Growing up in the south, you are taught the trinity of love: God, Family and Football. I think it all begins on the same Sunday you’re christened, surrounded by grandparents and second cousins twice removed. This event is followed by a lavish Sunday meal after which, the house is filled with screams of would be coaches who, of course, know the game better than the men on the sidelines. On Thanksgiving, we gather with our families in gratitude for our blessings. Then, we eat another lavish meal, (maybe food should be part of this trinity) after which, the ‘coaches’ crowd the room with the largest TV to scream obscenities at the idiots on the field. From Friday night lights in the fall to Super Bowl Sunday, football connects us.

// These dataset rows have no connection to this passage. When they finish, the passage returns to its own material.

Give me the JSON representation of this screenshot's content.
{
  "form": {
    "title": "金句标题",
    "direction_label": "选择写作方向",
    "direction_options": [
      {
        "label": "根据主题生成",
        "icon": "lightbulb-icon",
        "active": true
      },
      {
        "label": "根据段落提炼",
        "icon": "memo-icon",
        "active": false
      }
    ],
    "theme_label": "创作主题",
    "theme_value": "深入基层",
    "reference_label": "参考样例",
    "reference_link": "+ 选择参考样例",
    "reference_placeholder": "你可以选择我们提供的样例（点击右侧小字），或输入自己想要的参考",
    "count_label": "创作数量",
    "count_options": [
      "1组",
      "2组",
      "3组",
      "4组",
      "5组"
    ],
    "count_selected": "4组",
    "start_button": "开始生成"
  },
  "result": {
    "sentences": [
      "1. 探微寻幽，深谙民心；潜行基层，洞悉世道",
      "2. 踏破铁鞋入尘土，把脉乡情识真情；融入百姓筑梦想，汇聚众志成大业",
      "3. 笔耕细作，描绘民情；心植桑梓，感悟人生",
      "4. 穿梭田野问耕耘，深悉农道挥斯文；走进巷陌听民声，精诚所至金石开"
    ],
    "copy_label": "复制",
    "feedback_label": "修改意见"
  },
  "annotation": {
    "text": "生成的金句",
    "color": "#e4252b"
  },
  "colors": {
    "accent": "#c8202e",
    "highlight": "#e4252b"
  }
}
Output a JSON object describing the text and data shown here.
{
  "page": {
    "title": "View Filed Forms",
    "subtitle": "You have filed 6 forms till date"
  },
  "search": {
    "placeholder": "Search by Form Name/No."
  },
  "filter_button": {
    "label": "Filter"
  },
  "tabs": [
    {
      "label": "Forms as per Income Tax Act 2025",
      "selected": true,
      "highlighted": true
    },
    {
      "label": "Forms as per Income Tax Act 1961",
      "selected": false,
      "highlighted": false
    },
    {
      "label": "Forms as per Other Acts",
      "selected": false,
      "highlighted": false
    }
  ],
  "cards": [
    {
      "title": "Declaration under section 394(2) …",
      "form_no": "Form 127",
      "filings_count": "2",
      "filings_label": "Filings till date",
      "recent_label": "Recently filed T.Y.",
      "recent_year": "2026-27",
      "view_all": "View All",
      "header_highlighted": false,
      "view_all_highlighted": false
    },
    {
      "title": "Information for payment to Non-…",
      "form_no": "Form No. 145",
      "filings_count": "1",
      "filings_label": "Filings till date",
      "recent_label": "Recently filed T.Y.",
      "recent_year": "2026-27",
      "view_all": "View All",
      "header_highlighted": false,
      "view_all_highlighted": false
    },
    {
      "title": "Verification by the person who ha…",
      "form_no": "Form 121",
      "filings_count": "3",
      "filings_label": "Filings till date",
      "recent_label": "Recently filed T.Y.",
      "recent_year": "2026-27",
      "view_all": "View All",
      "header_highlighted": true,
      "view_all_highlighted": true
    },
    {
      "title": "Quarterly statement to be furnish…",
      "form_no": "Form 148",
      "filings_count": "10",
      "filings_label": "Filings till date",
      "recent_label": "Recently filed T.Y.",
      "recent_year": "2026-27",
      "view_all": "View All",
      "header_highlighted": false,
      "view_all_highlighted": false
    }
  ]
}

I was raised with stories of high school football rivalries and a Redskins loving Grandmother, but my true passion for the game did not emerge until the turn of the century with the story of the Baltimore Ravens and their championship season. I identified with this team as they overcame individual issues like court scandals, the tragedy of miscarriage and a quarterback who was constantly told he could not do it. They were underestimated, verbally attacked and dismissed as thugs. Ultimately, they proved the naysayers wrong and came out victorious, together.
As a woman, it is the stories that fuel my love for sports. It’s the strategic planning that builds a defense to stop an offense from scoring. It’s the tunnel vision of the runner or sprinter who does not think about the competitor on their left or right but only sees the finish line. It’s the enormous dedication of an athlete to pursue excellence. Much of what makes me an avid sports fan is what happens before the players hit the field or get into the starting blocks. Because on the field, on the court or on the track, the only thing that matters is what you can do as the clock hits 0:00.